But this hairsplitting over the exact details of the confrontation ignores the larger point, that it is de facto intimidation when approximately 40 members of an extreme and insurrectionist group known for vitriolic confrontations with law enforcement mill around in a parking lot outside of a meeting of their political opponents while openly displaying guns.
In recent weeks OCT has been involved in two ugly incidents. While openly carrying a rifle in Texas is legal, almost all handguns may not be openly carried, but instead must be concealed. During an October 26 protest of this law near the Texas State Capitol organized by OCT, two supporters openly carried technically legal replica pre-1899 revolvers which fall into a small exemption to the general ban on open carrying of handguns. After police handcuffed the two men, an extremely agitated crowd of OCT supporters began hurling obscenities at law enforcement. A police spokesperson later stated, "The men were openly carrying suspected deadly weapons and were given the opportunity to leave the area, but refused."
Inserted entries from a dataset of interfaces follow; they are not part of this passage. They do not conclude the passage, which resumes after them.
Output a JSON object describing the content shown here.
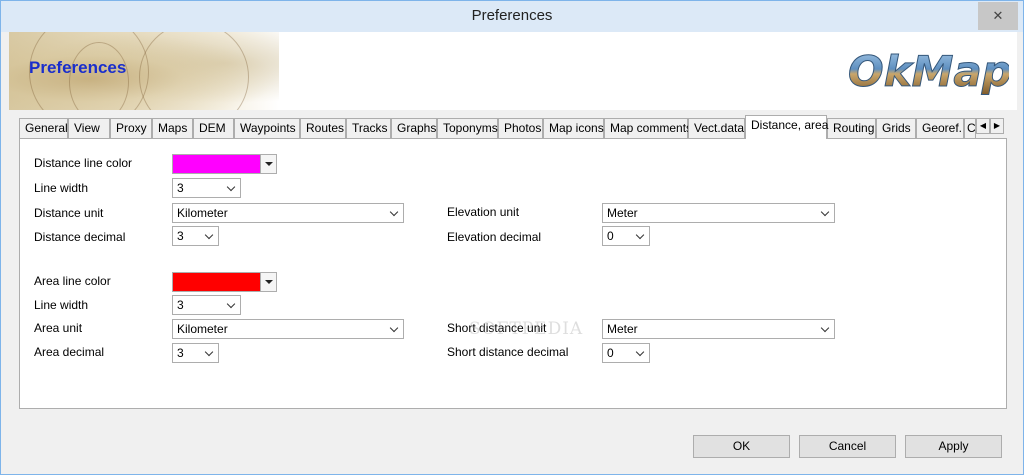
{
  "window": {
    "title": "Preferences",
    "close_glyph": "✕"
  },
  "banner": {
    "title": "Preferences",
    "logo_text": "OkMap"
  },
  "tabs": [
    {
      "label": "General"
    },
    {
      "label": "View"
    },
    {
      "label": "Proxy"
    },
    {
      "label": "Maps"
    },
    {
      "label": "DEM"
    },
    {
      "label": "Waypoints"
    },
    {
      "label": "Routes"
    },
    {
      "label": "Tracks"
    },
    {
      "label": "Graphs"
    },
    {
      "label": "Toponyms"
    },
    {
      "label": "Photos"
    },
    {
      "label": "Map icons"
    },
    {
      "label": "Map comments"
    },
    {
      "label": "Vect.data"
    },
    {
      "label": "Distance, area"
    },
    {
      "label": "Routing"
    },
    {
      "label": "Grids"
    },
    {
      "label": "Georef."
    },
    {
      "label": "C"
    }
  ],
  "active_tab": "Distance, area",
  "distance": {
    "line_color_label": "Distance line color",
    "line_color": "#ff00ff",
    "line_width_label": "Line width",
    "line_width": "3",
    "unit_label": "Distance unit",
    "unit": "Kilometer",
    "decimal_label": "Distance decimal",
    "decimal": "3",
    "elevation_unit_label": "Elevation unit",
    "elevation_unit": "Meter",
    "elevation_decimal_label": "Elevation decimal",
    "elevation_decimal": "0"
  },
  "area": {
    "line_color_label": "Area line color",
    "line_color": "#ff0000",
    "line_width_label": "Line width",
    "line_width": "3",
    "unit_label": "Area unit",
    "unit": "Kilometer",
    "decimal_label": "Area decimal",
    "decimal": "3",
    "short_distance_unit_label": "Short distance unit",
    "short_distance_unit": "Meter",
    "short_distance_decimal_label": "Short distance decimal",
    "short_distance_decimal": "0"
  },
  "watermark": "SOFTPEDIA",
  "buttons": {
    "ok": "OK",
    "cancel": "Cancel",
    "apply": "Apply"
  }
}
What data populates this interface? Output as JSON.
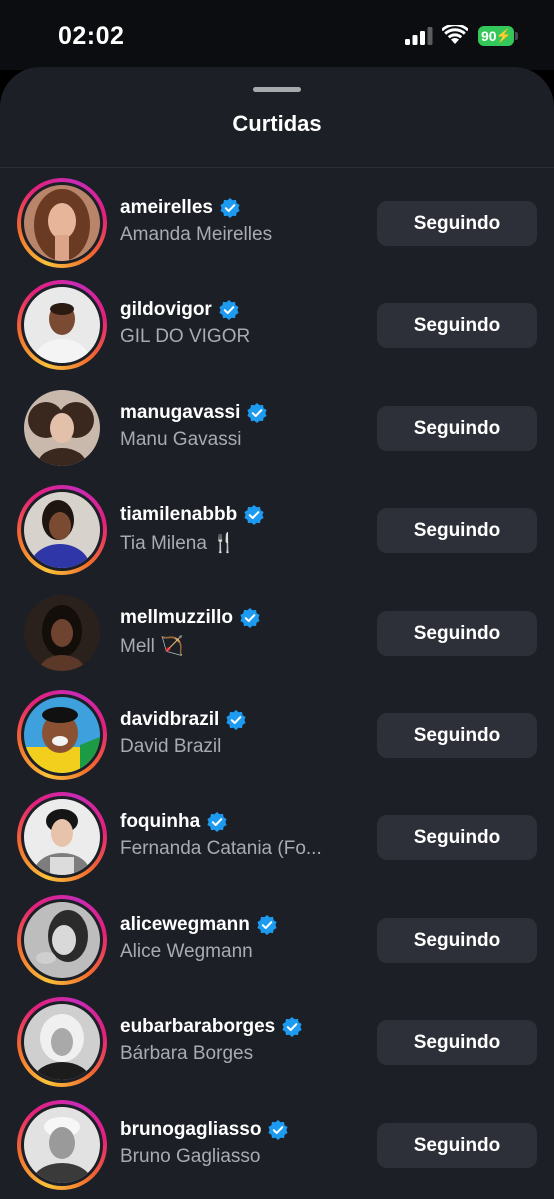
{
  "status_bar": {
    "time": "02:02",
    "battery": "90",
    "icons": [
      "signal-icon",
      "wifi-icon",
      "battery-charging-icon"
    ]
  },
  "sheet": {
    "title": "Curtidas"
  },
  "colors": {
    "sheet_background": "#1c1f26",
    "button_background": "#2d3038",
    "verified_blue": "#1d9bf0",
    "secondary_text": "#a8abb1",
    "battery_green": "#34c759"
  },
  "users": [
    {
      "username": "ameirelles",
      "full_name": "Amanda Meirelles",
      "button": "Seguindo",
      "verified": true,
      "story_ring": true
    },
    {
      "username": "gildovigor",
      "full_name": "GIL DO VIGOR",
      "button": "Seguindo",
      "verified": true,
      "story_ring": true
    },
    {
      "username": "manugavassi",
      "full_name": "Manu Gavassi",
      "button": "Seguindo",
      "verified": true,
      "story_ring": false
    },
    {
      "username": "tiamilenabbb",
      "full_name": "Tia Milena 🍴",
      "button": "Seguindo",
      "verified": true,
      "story_ring": true
    },
    {
      "username": "mellmuzzillo",
      "full_name": "Mell 🏹",
      "button": "Seguindo",
      "verified": true,
      "story_ring": false
    },
    {
      "username": "davidbrazil",
      "full_name": "David Brazil",
      "button": "Seguindo",
      "verified": true,
      "story_ring": true
    },
    {
      "username": "foquinha",
      "full_name": "Fernanda Catania (Fo...",
      "button": "Seguindo",
      "verified": true,
      "story_ring": true
    },
    {
      "username": "alicewegmann",
      "full_name": "Alice Wegmann",
      "button": "Seguindo",
      "verified": true,
      "story_ring": true
    },
    {
      "username": "eubarbaraborges",
      "full_name": "Bárbara Borges",
      "button": "Seguindo",
      "verified": true,
      "story_ring": true
    },
    {
      "username": "brunogagliasso",
      "full_name": "Bruno Gagliasso",
      "button": "Seguindo",
      "verified": true,
      "story_ring": true
    }
  ]
}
Supporters of OCT called a police officer a "piece of garbage," a "fucking scumbag," a "worthless piece of shit," a "worthless waste of life," and a "traitor." One man repeatedly shouted "Fuck you, pig."
OCT's October 19 gun rights rally at The Alamo in San Antonio, Texas featured conspiracy theorist Alex Jones and insurrectionist Mike Vanderboegh. At the rally -- where supporters reportedly called police "tyrants with badges" -- Jones told the crowd, "We're not going to lay down if you offensively attack us. If it's a war they want, it's a war they'll get." Vanderboegh, whose anti-government views inspired a domestic terrorist plot, told the crowd, "You can kill us, if you think you can. But remember, we'll shoot back," and, "When democracy turns to tyranny, the armed citizenry still gets to vote."
Given that OCT's recent events have been an ugly mix of anger, violent threats and firearms, it is entirely believable that MDA members and others were intimidated by OCT's actions on November 9.
Still, Cooke acted as a stenographer for OCT, trumpeting the group's claims that interactions between MDA and OCT in the parking lot -- including disputed claims by OCT that MDA took pictures of the protest -- meant that no intimidation occurred.
Referencing a blog written by Bob Owens -- who has promoted anti-government violence and once said Media Matters should "feel threatened" by him -- and Facebook posts by OCT supporters, Cooke suggested that MDA's claim of intimidation was untrue:
As I noted earlier, some members of Open Carry Texas were claiming on Facebook and on the Bearing Arms blog that they had interacted with Moms Demand Action at a protest in Dallas, thus diminishing MDA's claim that it was so intimidated by their presence that they had to hide out in a nearby restaurant.
While Cooke sought various explanations from an OCT spokesperson in his series in order to discount the veracity of MDA's claims, the bottom line is that if MDA says they felt intimidated, then they were intimidated. And the circumstances of the protest and OCT's past conduct certainly legitimize that feeling.